"There are people that have their own tickets that are coming, so for all I know, they may just be showing up. I'm pretty sure they are, because a couple of my boys posted their tickets on facebook in their hands. Maybe that's why [Fresno State] sold more tickets," he smiles. "When they play big games, I know they show up. We've got to show up with our fans. We'll be there."
-- Fresno State starting safety Phillip Thomas will miss Saturday's opener against Cal according to the Fresno Bee. The junior broke his leg in practice Wednesday and is expected to miss 8-12 weeks. Thomas will be replaced by walk-on Cris Wilson.
-- Even without Thomas, however, there are some big stars on defense, starting with linebacker Travis Brown.
The 6-foot-2, 235-pound junior out of nearby Fresno Clovis West earned second-team All-WAC honors in his first season as a starter in 2010, starting all 12 games and finishing third on the team with 73 tackles. He notched nine tackles for a loss for a total of 47 yards, and tallied two sacks and a pick, which he returned 30 yards for a touchdown against Idaho.
"Their backers are excellent," Tedford said. "Their Sam (Brown)and their Will (Kyle Knox) are both returners, both those guys play real hard and have a lot of experience. Their Mike will be new this year, but those outside guys are good."
Senior defensive tackle Logan Harrell is another dream-haunter. At 6-foot-2, 275 pounds, Harrell was a first-team All-WAC selection in 2010, opening the year with 3.5 sacks, five tackles and a forced fumble against Cincinnati. One of the top junior defensive tackles in the country, last year, Harrell posted 41 tackles and four batted passes.

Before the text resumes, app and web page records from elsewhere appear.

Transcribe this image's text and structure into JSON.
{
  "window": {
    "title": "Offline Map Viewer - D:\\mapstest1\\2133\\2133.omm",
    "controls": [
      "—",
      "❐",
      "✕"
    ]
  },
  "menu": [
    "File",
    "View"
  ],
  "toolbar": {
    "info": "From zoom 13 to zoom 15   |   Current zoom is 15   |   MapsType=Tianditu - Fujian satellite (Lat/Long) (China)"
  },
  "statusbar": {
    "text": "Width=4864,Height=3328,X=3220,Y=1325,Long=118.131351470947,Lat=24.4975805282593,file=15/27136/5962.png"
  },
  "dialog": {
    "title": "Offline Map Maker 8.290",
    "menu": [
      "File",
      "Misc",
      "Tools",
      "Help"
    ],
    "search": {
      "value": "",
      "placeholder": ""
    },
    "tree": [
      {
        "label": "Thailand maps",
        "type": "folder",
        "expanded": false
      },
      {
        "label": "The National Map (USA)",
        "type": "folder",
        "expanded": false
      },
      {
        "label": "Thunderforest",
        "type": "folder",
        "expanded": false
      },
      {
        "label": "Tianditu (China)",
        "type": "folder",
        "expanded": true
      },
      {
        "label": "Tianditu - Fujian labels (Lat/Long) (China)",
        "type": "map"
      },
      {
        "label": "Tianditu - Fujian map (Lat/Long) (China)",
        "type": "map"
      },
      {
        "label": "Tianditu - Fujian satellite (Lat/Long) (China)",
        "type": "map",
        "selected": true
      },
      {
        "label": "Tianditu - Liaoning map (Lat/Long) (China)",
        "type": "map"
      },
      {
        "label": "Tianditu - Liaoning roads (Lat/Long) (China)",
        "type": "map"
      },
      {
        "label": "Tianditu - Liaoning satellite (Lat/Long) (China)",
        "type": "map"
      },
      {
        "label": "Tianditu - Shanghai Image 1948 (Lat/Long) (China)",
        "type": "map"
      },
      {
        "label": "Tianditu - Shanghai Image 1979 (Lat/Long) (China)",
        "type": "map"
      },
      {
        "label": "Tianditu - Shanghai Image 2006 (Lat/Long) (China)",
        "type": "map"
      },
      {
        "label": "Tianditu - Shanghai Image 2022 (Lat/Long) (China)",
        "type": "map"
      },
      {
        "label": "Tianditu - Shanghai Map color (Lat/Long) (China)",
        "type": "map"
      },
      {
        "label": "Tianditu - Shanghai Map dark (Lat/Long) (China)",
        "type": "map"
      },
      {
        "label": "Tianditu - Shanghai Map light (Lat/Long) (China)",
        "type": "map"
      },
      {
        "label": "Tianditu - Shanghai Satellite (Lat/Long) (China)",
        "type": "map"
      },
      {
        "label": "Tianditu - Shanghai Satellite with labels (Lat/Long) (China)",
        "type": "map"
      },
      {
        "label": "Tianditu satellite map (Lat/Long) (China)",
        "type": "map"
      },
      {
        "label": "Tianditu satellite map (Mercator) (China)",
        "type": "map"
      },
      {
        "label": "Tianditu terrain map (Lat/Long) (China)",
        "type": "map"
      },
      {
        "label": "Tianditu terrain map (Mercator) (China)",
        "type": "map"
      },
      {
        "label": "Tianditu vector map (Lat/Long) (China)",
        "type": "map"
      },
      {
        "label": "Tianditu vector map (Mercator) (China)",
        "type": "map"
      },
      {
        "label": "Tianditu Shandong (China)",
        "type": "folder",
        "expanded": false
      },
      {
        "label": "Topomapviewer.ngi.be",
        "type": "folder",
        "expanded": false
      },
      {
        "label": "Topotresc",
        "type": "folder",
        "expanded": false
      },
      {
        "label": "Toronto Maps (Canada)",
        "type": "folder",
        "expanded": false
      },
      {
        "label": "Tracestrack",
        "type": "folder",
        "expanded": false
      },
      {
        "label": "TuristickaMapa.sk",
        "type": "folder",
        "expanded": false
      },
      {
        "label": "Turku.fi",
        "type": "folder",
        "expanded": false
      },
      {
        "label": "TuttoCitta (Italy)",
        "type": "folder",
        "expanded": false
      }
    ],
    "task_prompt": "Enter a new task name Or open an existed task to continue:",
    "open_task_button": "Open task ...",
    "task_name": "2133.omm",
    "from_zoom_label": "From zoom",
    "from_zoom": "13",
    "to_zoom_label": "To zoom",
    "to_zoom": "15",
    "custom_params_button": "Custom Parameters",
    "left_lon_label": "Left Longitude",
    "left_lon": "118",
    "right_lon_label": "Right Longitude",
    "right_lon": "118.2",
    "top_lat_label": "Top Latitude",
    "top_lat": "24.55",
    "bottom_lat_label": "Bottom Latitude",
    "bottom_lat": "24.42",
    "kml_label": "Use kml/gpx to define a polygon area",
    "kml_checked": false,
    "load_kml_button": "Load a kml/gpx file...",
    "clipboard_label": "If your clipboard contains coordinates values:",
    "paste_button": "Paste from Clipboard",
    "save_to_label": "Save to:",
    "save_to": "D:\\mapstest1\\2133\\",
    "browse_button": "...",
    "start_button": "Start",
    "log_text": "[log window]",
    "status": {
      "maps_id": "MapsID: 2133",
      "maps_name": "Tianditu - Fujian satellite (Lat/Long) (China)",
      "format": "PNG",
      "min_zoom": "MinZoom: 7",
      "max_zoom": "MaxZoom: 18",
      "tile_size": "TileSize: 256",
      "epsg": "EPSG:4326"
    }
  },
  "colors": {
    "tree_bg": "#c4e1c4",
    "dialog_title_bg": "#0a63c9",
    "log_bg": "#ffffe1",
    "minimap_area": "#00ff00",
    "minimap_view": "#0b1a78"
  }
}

"He's a good inside player," Tedford said. "You have to really pay attention to him. He's a good player, plays really hard, and I think he was all-conference there. He does a good job, plays hard."